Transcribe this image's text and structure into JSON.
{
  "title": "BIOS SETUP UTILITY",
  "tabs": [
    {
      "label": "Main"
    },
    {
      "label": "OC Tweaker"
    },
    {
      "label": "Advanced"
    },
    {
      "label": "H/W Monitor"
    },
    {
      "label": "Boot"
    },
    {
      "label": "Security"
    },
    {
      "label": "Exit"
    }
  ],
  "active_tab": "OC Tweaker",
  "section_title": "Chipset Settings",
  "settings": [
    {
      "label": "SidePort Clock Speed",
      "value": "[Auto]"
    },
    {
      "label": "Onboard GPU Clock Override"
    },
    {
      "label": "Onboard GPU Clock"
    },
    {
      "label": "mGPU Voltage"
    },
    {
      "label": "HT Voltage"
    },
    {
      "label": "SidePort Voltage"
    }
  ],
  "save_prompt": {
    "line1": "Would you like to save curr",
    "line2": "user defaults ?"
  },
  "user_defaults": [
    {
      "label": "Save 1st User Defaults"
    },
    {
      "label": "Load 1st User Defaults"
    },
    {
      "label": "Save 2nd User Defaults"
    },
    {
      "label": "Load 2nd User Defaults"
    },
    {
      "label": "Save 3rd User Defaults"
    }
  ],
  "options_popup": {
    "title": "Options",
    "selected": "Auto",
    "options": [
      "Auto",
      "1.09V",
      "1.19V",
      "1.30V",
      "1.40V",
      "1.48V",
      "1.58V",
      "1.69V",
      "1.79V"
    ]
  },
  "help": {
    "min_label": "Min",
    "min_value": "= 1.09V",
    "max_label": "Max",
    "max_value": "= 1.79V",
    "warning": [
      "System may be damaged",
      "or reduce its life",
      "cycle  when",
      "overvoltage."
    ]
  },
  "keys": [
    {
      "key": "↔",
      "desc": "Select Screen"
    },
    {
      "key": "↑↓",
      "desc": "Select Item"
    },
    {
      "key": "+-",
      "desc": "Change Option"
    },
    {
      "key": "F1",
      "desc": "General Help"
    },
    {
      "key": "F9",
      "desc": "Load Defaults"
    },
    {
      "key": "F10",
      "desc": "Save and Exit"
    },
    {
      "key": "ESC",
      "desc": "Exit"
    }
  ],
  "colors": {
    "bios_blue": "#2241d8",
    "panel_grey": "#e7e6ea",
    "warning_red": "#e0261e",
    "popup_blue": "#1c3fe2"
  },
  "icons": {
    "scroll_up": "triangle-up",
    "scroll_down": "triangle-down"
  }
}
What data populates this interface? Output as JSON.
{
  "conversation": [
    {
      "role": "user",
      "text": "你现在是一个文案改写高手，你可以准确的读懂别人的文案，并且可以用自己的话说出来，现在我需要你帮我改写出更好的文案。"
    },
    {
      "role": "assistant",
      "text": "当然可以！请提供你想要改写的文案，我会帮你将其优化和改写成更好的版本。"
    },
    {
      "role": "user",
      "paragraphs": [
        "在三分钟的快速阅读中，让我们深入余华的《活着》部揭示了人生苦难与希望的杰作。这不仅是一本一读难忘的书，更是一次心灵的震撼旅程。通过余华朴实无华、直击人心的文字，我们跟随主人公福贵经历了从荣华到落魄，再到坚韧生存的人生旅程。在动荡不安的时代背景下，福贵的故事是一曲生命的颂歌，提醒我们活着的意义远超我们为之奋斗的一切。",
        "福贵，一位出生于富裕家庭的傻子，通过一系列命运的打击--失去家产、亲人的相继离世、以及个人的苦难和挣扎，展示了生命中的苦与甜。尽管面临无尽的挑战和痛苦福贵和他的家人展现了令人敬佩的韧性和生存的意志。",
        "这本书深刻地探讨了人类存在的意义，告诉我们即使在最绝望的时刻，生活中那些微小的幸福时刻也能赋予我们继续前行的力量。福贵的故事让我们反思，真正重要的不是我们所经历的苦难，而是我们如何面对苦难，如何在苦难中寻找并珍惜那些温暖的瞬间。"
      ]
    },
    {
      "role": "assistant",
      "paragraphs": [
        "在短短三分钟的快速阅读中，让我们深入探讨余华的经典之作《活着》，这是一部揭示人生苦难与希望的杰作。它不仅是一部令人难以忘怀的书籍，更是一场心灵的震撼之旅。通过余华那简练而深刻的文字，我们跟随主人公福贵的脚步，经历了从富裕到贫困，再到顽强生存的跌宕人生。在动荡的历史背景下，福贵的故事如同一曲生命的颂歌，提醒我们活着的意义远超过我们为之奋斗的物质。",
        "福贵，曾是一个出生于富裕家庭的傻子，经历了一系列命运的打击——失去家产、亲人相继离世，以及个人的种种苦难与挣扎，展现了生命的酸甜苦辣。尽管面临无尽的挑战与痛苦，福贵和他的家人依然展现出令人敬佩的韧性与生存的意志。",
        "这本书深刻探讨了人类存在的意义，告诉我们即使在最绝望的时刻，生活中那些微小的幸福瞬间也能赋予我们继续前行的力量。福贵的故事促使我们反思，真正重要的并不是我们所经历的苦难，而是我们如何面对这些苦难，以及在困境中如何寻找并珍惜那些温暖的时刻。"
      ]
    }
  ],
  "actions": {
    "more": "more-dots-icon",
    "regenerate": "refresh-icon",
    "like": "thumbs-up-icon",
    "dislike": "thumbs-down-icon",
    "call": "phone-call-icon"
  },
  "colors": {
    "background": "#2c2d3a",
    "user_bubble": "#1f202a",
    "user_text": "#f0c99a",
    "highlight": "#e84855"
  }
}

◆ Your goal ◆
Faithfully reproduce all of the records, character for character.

◆ Result for this exercise ◆
Transcribe this image's text and structure into JSON.
{
  "title": "BIOS SETUP UTILITY",
  "tabs": [
    {
      "label": "Main"
    },
    {
      "label": "OC Tweaker"
    },
    {
      "label": "Advanced"
    },
    {
      "label": "H/W Monitor"
    },
    {
      "label": "Boot"
    },
    {
      "label": "Security"
    },
    {
      "label": "Exit"
    }
  ],
  "active_tab": "OC Tweaker",
  "section_title": "Chipset Settings",
  "settings": [
    {
      "label": "SidePort Clock Speed",
      "value": "[Auto]"
    },
    {
      "label": "Onboard GPU Clock Override"
    },
    {
      "label": "Onboard GPU Clock"
    },
    {
      "label": "mGPU Voltage"
    },
    {
      "label": "HT Voltage"
    },
    {
      "label": "SidePort Voltage"
    }
  ],
  "save_prompt": {
    "line1": "Would you like to save curr",
    "line2": "user defaults ?"
  },
  "user_defaults": [
    {
      "label": "Save 1st User Defaults"
    },
    {
      "label": "Load 1st User Defaults"
    },
    {
      "label": "Save 2nd User Defaults"
    },
    {
      "label": "Load 2nd User Defaults"
    },
    {
      "label": "Save 3rd User Defaults"
    }
  ],
  "options_popup": {
    "title": "Options",
    "selected": "Auto",
    "options": [
      "Auto",
      "1.09V",
      "1.19V",
      "1.30V",
      "1.40V",
      "1.48V",
      "1.58V",
      "1.69V",
      "1.79V"
    ]
  },
  "help": {
    "min_label": "Min",
    "min_value": "= 1.09V",
    "max_label": "Max",
    "max_value": "= 1.79V",
    "warning": [
      "System may be damaged",
      "or reduce its life",
      "cycle  when",
      "overvoltage."
    ]
  },
  "keys": [
    {
      "key": "↔",
      "desc": "Select Screen"
    },
    {
      "key": "↑↓",
      "desc": "Select Item"
    },
    {
      "key": "+-",
      "desc": "Change Option"
    },
    {
      "key": "F1",
      "desc": "General Help"
    },
    {
      "key": "F9",
      "desc": "Load Defaults"
    },
    {
      "key": "F10",
      "desc": "Save and Exit"
    },
    {
      "key": "ESC",
      "desc": "Exit"
    }
  ],
  "colors": {
    "bios_blue": "#2241d8",
    "panel_grey": "#e7e6ea",
    "warning_red": "#e0261e",
    "popup_blue": "#1c3fe2"
  },
  "icons": {
    "scroll_up": "triangle-up",
    "scroll_down": "triangle-down"
  }
}
What data populates this interface? Output as JSON.
{
  "conversation": [
    {
      "role": "user",
      "text": "你现在是一个文案改写高手，你可以准确的读懂别人的文案，并且可以用自己的话说出来，现在我需要你帮我改写出更好的文案。"
    },
    {
      "role": "assistant",
      "text": "当然可以！请提供你想要改写的文案，我会帮你将其优化和改写成更好的版本。"
    },
    {
      "role": "user",
      "paragraphs": [
        "在三分钟的快速阅读中，让我们深入余华的《活着》部揭示了人生苦难与希望的杰作。这不仅是一本一读难忘的书，更是一次心灵的震撼旅程。通过余华朴实无华、直击人心的文字，我们跟随主人公福贵经历了从荣华到落魄，再到坚韧生存的人生旅程。在动荡不安的时代背景下，福贵的故事是一曲生命的颂歌，提醒我们活着的意义远超我们为之奋斗的一切。",
        "福贵，一位出生于富裕家庭的傻子，通过一系列命运的打击--失去家产、亲人的相继离世、以及个人的苦难和挣扎，展示了生命中的苦与甜。尽管面临无尽的挑战和痛苦福贵和他的家人展现了令人敬佩的韧性和生存的意志。",
        "这本书深刻地探讨了人类存在的意义，告诉我们即使在最绝望的时刻，生活中那些微小的幸福时刻也能赋予我们继续前行的力量。福贵的故事让我们反思，真正重要的不是我们所经历的苦难，而是我们如何面对苦难，如何在苦难中寻找并珍惜那些温暖的瞬间。"
      ]
    },
    {
      "role": "assistant",
      "paragraphs": [
        "在短短三分钟的快速阅读中，让我们深入探讨余华的经典之作《活着》，这是一部揭示人生苦难与希望的杰作。它不仅是一部令人难以忘怀的书籍，更是一场心灵的震撼之旅。通过余华那简练而深刻的文字，我们跟随主人公福贵的脚步，经历了从富裕到贫困，再到顽强生存的跌宕人生。在动荡的历史背景下，福贵的故事如同一曲生命的颂歌，提醒我们活着的意义远超过我们为之奋斗的物质。",
        "福贵，曾是一个出生于富裕家庭的傻子，经历了一系列命运的打击——失去家产、亲人相继离世，以及个人的种种苦难与挣扎，展现了生命的酸甜苦辣。尽管面临无尽的挑战与痛苦，福贵和他的家人依然展现出令人敬佩的韧性与生存的意志。",
        "这本书深刻探讨了人类存在的意义，告诉我们即使在最绝望的时刻，生活中那些微小的幸福瞬间也能赋予我们继续前行的力量。福贵的故事促使我们反思，真正重要的并不是我们所经历的苦难，而是我们如何面对这些苦难，以及在困境中如何寻找并珍惜那些温暖的时刻。"
      ]
    }
  ],
  "actions": {
    "more": "more-dots-icon",
    "regenerate": "refresh-icon",
    "like": "thumbs-up-icon",
    "dislike": "thumbs-down-icon",
    "call": "phone-call-icon"
  },
  "colors": {
    "background": "#2c2d3a",
    "user_bubble": "#1f202a",
    "user_text": "#f0c99a",
    "highlight": "#e84855"
  }
}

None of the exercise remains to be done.